In an now-viral tweet, The Midwest People's History Project shared an employer's authoritative and unempathetic approach to the tragic loss of one of their workers.
The Midwest People's History Project, an ongoing chronicle of moments when ordinary people got organized and made history, took to Twitter to share an appalling email a group of workers received from their boss. In the email, the business owner announced the death of a colleague and warned that employees found discussing their death would be fired. Additionally, they asserted that it would be against the late colleague's wishes to "let productivity slide." The email has come under fire on the social media platform, where Twitter users criticized the boss' authoritative and unempathetic approach to the tragic incident, Bored Panda reports.
1 in 7 Kroger workers were homeless in the last year https://t.co/08FtD6oUdR— Midwest People's History (@MPHProject) January 12, 2022
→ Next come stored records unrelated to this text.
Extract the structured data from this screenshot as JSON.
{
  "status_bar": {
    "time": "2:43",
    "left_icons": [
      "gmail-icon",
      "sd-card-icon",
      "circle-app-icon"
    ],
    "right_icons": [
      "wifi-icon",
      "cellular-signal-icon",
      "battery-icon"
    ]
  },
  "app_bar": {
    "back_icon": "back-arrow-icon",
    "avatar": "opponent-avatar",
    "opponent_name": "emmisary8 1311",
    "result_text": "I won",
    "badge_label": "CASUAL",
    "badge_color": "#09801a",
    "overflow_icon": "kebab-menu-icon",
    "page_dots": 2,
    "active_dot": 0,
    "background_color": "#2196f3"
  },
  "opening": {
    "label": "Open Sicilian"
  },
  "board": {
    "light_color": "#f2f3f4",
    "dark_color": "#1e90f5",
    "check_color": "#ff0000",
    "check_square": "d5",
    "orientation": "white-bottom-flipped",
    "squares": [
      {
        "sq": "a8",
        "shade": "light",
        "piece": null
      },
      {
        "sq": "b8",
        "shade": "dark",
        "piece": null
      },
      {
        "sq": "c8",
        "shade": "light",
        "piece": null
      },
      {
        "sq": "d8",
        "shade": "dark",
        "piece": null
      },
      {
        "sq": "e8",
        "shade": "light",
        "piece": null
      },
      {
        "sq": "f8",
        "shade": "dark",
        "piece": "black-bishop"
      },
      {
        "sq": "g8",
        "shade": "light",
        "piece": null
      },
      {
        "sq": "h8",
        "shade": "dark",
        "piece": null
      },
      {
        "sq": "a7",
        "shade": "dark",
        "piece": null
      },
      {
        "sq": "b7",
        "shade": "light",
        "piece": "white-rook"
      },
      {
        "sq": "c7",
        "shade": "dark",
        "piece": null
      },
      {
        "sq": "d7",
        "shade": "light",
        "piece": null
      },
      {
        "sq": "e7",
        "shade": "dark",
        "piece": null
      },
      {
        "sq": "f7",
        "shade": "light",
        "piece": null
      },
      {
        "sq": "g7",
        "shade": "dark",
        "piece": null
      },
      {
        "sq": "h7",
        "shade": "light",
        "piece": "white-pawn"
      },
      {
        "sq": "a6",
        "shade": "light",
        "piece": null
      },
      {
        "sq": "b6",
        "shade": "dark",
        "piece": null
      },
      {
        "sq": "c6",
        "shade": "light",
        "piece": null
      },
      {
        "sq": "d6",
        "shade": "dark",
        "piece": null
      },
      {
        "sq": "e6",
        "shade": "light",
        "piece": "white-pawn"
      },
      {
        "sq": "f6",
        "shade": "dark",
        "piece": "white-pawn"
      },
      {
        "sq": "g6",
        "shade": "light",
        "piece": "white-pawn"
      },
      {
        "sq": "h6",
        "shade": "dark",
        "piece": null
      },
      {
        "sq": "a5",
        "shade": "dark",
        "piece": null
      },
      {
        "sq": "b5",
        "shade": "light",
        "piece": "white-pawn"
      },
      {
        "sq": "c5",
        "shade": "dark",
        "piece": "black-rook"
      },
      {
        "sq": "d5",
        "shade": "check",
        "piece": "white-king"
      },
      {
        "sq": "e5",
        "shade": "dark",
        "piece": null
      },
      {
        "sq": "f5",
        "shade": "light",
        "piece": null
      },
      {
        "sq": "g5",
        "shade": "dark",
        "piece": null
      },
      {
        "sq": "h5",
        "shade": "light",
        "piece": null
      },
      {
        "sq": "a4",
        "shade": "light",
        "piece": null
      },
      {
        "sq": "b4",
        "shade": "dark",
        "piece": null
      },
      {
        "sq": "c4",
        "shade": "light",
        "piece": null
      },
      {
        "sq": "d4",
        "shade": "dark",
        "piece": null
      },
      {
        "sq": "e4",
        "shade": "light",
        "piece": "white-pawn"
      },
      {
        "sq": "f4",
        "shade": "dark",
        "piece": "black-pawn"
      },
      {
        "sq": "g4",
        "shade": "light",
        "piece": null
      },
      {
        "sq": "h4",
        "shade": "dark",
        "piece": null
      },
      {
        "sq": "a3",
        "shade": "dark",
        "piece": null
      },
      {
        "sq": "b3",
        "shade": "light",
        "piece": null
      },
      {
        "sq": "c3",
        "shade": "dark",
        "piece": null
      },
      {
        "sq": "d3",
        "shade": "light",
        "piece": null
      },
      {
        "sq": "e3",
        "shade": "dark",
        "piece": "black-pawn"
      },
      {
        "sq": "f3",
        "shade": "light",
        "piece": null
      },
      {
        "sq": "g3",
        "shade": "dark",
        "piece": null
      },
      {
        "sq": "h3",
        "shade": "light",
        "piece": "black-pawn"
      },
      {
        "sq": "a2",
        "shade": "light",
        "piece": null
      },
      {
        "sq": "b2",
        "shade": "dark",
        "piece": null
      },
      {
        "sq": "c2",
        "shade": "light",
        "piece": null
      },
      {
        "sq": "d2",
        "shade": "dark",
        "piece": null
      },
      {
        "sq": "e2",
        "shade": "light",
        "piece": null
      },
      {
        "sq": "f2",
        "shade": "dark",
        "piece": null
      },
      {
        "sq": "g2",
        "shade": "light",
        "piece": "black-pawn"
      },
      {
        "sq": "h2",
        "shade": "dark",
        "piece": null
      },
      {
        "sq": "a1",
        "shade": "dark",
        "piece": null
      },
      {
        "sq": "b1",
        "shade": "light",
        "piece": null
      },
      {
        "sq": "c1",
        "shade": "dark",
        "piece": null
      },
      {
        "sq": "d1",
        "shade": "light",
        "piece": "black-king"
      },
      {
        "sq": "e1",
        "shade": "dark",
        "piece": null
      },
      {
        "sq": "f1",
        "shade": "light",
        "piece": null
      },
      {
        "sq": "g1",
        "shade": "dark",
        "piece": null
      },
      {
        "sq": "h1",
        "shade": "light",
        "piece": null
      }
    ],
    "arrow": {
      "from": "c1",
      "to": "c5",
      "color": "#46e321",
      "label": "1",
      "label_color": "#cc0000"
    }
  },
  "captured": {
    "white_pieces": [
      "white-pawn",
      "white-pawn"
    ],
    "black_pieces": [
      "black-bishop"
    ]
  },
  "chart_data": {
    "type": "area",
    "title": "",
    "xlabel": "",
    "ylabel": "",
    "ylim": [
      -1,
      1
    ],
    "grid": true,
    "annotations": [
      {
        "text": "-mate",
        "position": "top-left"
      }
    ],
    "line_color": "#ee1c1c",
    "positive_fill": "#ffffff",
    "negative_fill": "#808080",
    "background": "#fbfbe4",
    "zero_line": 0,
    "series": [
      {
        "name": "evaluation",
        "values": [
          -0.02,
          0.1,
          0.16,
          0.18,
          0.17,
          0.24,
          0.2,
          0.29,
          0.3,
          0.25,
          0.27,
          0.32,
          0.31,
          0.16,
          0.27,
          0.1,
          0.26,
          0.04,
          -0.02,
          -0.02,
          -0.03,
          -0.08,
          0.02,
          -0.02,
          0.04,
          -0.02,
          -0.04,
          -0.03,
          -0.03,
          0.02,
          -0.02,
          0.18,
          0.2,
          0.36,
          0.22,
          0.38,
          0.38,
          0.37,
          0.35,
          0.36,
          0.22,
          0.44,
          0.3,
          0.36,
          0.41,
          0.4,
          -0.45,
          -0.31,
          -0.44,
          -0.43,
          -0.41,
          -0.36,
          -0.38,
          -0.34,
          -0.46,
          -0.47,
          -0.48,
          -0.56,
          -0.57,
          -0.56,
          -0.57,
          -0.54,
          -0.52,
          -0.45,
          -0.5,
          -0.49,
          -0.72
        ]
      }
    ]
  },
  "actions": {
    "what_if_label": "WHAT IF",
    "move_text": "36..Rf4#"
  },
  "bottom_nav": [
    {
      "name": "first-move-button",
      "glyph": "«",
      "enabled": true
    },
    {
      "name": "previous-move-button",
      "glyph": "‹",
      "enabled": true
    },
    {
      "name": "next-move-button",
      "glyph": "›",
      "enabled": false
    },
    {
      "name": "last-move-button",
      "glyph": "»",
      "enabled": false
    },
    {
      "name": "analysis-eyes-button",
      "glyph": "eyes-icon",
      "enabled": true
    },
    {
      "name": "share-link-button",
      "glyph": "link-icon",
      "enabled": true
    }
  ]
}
"I am sorry to inform those that have not heard already that our dear friend and coworker has recently passed away," the email from the boss reads (the name of the employee was undisclosed to protect their identity). "To mourn the death of someone so dedicated is only natural. If you need a moment to grieve, please feel free to clock out and spend some time in the break room. While it may sound insensitive, it is important that we do not let our productivity slide. I think it is fair to say [our colleague] would not have wanted that."
The business owner continues, "And also please do not clock out while the store is busy as this will add undue stress on the team. If there are any issues with this, please contact me directly and do not discuss these issues with coworkers as it may cause undue stress. Discussing this may result in immediate dismissal." To make matters worse, the boss decided to sign off with a rather ominous statement: "Unable are the loved to die. For love is immortality." Since it was first posted, The Midwest People's History Project's tweet has gone viral, with over 84,000 likes and 10,800 retweets. Despite the boss' (admittedly poor) attempts to remain sensitive about the issue, Twitter users criticized their approach to their employee's passing.
One person responded, "Remember: Your job opening will be posted before your obituary." Another added, "I’m fascinated by the concept of 'insubordination,' not gratefully accepting that you are of a lower order than some other adult you work with in a f*cking office." Meanwhile, other Twitter users shared their own experiences. One user recalled, "My husband passed 'suddenly' and his employer who refused to give him a sick day to go to the doctor posted his position before I was able to post his obituary." "I worked with a woman who was on medical leave and our employers posted her job because they were hoping to push her out," another Twitter user mentioned. "She found the listing while helping her daughter look for a job. Not the same, but it's good to remember to value yourself because not everyone will."
The last statement resonated with The Midwest People's History Project. The account reminded followers and other Twitter users about the importance of organizing their workplaces. Sharing news about how employees of the largest freight railroad network on the continent just declared a strike, they affirmed, "Anyway, f*ck the bosses, support your local strikers."